Cowen asks Andreessen and Horowitz what weaknesses Wall Street and government have regarding technological innovation. They answer that Wall Street is too slow to “get” tech. They say that government is too inclined to resist technology.
I think that the different approaches to technology have a reasonable basis. It is reasonable for venture capitalists to experiment with new technology, to operate on the basis of hope, and to try to stay ahead of the curve. It is reasonable for large institutional managers of financial capital to try to wait for some of the uncertainty to be resolved before they make big investment commitments. It is reasonable for government officials to worry about the destabilizing potential of technology.
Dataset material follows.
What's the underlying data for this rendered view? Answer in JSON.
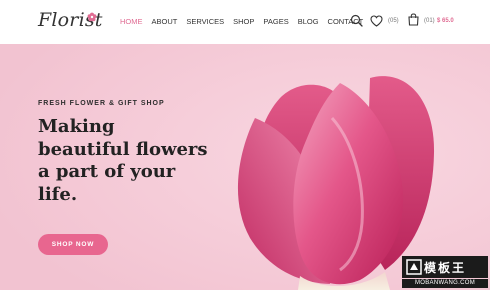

Because institutional capital managers do not want to participate heavily in technology at the experimental stage, when a new technology starts to pan out Wall Street will necessarily have some catching up to do. As the new technology blossoms, the venture capitalists are going to have a better feel for its potential than will Wall Street. Explorers have that advantage over followers. But followers have the advantage of not having to suffer through all of the mishaps of the explorers.
Government’s inclination to resist new technology makes sense, also. The status quo is bound to look good to someone who enjoys the power and prestige of a high government position. Other things equal, stability appeals to someone high up in government. Officials are more naturally sensitive to threats than to opportunities.
In democracies, politicians compete for votes by preying on people’s fears. They have the incentive to trumpet the risks of technology more than its positive potential.
I am not saying that government resistance to technology is a good thing. I am not saying that it can be effective for very long. All I am saying is that it is natural.
Andreessen and Horowitz note that the disparate cultures of the technology industry and the entertainment industry seem to be mixing much more easily than was the case twenty years ago. I might put it that Silicon Valley is appropriating more of the culture of Hollywood, and conversely.
Going back to the previous section, would we want such cultural mixing to take place with Wall Street and tech? With government and tech? I suspect not.
In the case of government and tech, I think that the highest potential for mixing is in applications related to the military and to security. I assume that in Israel and China, security issues provide an arena for cultural mixing between government and technology. Presumably, there is also some cultural mixing between Silicon Valley and part of the American military and homeland security apparatus.
It is interesting to speculate about the effectiveness of the use of technology for security purposes. Anti-government forces have some advantages in exploiting new technology. They are more willing and able to experiment. They can suddenly find themselves with new capabilities available at low cost. They have many potential points of attack, and governments must try to defend many potential points of vulnerability.
Against this, governments have the ability to mobilize much more human and financial resources. They are hampered, however, by difficulties in deploying resources efficiently or effectively.
Horowitz describes the ideal executive as someone who can engage in systems thinking and also see things from the perspective of other people. Horowitz talks of intuitively seeing the perspective of employees, but I think it also is important to intuitively see the perspective of customers and partners.
This made me think of Simon Baron-Cohen’s distinction between systemizers and empathizers. I interpret Horowitz as saying that a top executive needs to be really strong at both systemizing and empathizing. Given what Baron-Cohen sees as a trade-off between the two, one can see how it might be the rare person who is strong at both.
I can imagine that there are many companies where one top executive is somewhat better at, say, systemizing and another top executive is somewhat better at, say, empathizing. They serve to strengthen each other. One is tempted to speculate about Gates and Balmer. Or about Andreessen and Horowitz.